Acceptance and commitment therapy (ACT) is a type of psychotherapy that emphasizes acceptance as a way to deal with negative thoughts, feelings, symptoms, or circumstances. It also encourages increased commitment to healthy, constructive activities that uphold your values or goals. ACT therapists operate under a theory that suggests that increasing acceptance can lead to increased psychological flexibility. This approach carries a host of benefits and can often help people to stop habitually avoiding certain thoughts or emotional experiences, which can lead to further behavioral and quality of life problems. the goal of ACT is not to reduce the frequency or severity of unpleasant internal experiences like upsetting cognitive distortions, emotions, or urges. Rather, the goal is to reduce your struggle to control or eliminate these experiences while simultaneously increasing your involvement in meaningful life activities, i.e., those activities that are consistent with your personal values.

This process involves six components:

  • Acceptance: This means allowing your inner thoughts and feelings to occur without trying to change them or ignore them. Acceptance is an active process.
  • Cognitive defusion: Cognitive defusion is the process of separating yourself from your inner experiences.

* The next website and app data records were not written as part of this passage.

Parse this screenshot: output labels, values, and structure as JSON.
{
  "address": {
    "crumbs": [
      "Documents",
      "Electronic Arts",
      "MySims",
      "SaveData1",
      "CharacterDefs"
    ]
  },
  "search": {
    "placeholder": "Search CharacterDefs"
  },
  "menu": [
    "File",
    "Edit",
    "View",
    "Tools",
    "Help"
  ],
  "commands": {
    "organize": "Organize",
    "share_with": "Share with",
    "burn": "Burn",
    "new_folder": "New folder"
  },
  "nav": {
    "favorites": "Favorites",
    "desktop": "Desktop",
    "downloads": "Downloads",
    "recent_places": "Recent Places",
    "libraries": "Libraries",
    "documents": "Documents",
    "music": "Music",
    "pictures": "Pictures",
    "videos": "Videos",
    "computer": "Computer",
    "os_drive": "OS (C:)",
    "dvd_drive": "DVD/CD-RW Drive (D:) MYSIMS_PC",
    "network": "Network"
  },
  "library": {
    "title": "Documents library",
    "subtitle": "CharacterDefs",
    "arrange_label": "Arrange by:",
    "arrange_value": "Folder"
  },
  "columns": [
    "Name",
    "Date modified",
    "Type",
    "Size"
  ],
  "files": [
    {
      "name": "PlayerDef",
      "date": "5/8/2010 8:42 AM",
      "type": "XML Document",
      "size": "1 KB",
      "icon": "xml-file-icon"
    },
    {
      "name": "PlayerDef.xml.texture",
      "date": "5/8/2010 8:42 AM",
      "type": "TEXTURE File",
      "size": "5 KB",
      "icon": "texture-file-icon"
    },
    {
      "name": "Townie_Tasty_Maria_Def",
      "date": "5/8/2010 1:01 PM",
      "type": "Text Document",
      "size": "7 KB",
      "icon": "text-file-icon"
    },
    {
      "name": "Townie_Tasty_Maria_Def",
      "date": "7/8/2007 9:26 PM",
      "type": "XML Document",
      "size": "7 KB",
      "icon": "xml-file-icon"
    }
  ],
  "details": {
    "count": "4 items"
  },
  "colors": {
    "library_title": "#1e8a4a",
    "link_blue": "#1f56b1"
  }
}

This allows you to see thoughts simply as thoughts, stripped of the importance that your mind adds to them.
  • Self as context: This involves learning to see your thoughts about yourself as separate from your actions.
  • Being present: ACT encourages you to stay mindful of your surroundings and learn to shift your attention away from internal thoughts and feelings.
  • Values: These are the areas of your life that are important enough to you to motivate action.
  • Commitment: This process involves changing your behavior based on principles covered in therapy.

During ACT, your therapist will help you learn how to apply these concepts to your life. They may teach you how to practice acceptance and cognitive defusion, or they may help you develop a different sense of yourself that’s distinct from your thoughts and feelings. Sessions can also include mindfulness exercises designed to foster nonjudgmental, healthy awareness of thoughts, feelings, sensations, and memories that you have otherwise avoided. Your therapist may also help highlight moments when your actions didn’t fit your values while helping you understand which behaviors would fit. Your therapist may assign homework to practice between sessions, such as mindfulness, cognitive, or values clarification exercises. The homework is agreed upon between you and your therapist and can be modified to make it as personal and useful as possible.